> Task statement
What lines of the data below hold the string "SIMILAR"? Copy each one out.
===== Records to process
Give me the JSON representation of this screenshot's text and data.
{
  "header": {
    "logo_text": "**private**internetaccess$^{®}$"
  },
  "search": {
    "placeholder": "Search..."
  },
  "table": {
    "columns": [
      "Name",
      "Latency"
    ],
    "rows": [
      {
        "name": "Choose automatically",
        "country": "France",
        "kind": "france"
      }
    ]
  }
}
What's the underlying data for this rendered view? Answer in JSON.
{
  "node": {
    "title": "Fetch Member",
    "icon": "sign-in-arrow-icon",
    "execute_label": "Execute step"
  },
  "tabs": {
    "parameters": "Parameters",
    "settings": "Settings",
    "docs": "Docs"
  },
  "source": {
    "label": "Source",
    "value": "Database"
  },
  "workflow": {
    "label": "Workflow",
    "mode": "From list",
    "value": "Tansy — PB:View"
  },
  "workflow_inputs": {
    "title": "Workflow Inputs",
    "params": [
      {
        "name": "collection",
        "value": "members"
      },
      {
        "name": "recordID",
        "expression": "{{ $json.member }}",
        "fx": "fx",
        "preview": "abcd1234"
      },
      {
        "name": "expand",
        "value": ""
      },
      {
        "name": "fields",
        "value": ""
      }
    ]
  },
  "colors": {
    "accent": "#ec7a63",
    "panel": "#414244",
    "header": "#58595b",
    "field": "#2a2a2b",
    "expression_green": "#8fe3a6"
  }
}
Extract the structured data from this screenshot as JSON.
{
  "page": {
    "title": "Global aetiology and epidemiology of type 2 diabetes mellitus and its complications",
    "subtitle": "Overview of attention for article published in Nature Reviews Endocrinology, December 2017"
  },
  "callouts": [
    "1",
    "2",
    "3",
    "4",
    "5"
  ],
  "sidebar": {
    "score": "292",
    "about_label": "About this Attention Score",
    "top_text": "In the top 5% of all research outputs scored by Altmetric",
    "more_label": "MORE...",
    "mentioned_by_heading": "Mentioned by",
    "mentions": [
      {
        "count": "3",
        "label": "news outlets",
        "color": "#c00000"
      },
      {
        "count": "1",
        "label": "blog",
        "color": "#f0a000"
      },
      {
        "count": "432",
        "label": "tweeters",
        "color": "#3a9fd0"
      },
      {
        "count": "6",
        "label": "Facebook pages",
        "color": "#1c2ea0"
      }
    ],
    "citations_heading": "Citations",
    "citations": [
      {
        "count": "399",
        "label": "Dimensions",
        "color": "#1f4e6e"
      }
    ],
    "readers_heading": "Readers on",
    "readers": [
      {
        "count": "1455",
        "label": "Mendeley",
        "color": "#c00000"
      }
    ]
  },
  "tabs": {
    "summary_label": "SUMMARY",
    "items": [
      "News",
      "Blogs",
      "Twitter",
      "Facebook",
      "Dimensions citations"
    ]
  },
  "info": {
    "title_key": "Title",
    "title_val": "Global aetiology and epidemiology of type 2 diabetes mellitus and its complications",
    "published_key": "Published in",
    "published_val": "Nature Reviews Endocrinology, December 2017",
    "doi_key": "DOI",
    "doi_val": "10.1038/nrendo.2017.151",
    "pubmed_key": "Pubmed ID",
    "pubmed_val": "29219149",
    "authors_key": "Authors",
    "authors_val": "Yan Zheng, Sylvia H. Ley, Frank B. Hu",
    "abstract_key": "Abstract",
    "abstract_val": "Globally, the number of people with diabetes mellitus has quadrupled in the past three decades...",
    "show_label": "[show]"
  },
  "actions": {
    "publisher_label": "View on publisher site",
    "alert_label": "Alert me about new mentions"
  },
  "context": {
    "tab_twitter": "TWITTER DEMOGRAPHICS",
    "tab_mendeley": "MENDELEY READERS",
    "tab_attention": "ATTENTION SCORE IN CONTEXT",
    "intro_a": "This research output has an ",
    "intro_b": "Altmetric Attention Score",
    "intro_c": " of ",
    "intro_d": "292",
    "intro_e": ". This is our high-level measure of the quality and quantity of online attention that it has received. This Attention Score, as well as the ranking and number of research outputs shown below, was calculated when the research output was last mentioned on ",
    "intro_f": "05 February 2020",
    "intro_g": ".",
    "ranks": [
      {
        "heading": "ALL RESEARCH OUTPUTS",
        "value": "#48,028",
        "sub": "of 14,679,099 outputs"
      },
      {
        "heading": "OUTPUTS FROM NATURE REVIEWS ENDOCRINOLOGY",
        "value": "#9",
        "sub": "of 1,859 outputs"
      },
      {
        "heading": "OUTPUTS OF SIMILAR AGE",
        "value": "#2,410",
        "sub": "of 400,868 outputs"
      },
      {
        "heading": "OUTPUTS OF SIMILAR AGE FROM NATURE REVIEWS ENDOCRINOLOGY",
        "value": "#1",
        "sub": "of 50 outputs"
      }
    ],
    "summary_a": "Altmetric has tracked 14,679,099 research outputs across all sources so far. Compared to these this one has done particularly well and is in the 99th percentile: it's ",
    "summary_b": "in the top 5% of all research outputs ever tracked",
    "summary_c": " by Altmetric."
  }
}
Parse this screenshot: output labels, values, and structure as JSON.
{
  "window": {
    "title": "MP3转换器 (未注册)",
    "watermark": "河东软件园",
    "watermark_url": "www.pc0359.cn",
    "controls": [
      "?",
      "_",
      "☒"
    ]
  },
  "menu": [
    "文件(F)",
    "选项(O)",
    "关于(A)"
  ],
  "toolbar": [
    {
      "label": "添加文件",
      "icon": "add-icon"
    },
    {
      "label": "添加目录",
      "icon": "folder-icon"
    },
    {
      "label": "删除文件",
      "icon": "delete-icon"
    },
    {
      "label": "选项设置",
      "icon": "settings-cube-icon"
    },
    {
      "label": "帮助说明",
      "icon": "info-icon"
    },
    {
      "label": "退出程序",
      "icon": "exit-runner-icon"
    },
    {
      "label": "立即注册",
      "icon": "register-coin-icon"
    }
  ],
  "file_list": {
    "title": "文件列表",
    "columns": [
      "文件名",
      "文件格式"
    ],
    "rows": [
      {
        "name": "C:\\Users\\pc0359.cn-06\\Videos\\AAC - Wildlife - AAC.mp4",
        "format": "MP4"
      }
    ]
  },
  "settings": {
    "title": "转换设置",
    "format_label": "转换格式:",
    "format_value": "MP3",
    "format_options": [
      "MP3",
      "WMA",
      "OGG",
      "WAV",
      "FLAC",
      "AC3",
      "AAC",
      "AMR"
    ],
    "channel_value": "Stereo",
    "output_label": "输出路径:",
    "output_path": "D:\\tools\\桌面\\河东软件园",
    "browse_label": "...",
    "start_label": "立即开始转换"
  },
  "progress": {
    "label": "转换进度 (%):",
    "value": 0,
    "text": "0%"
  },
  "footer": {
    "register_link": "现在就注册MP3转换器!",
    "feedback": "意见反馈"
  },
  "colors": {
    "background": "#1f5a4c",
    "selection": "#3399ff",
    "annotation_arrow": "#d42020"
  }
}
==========
> Problem solution
        "heading": "OUTPUTS OF SIMILAR AGE",
        "heading": "OUTPUTS OF SIMILAR AGE FROM NATURE REVIEWS ENDOCRINOLOGY",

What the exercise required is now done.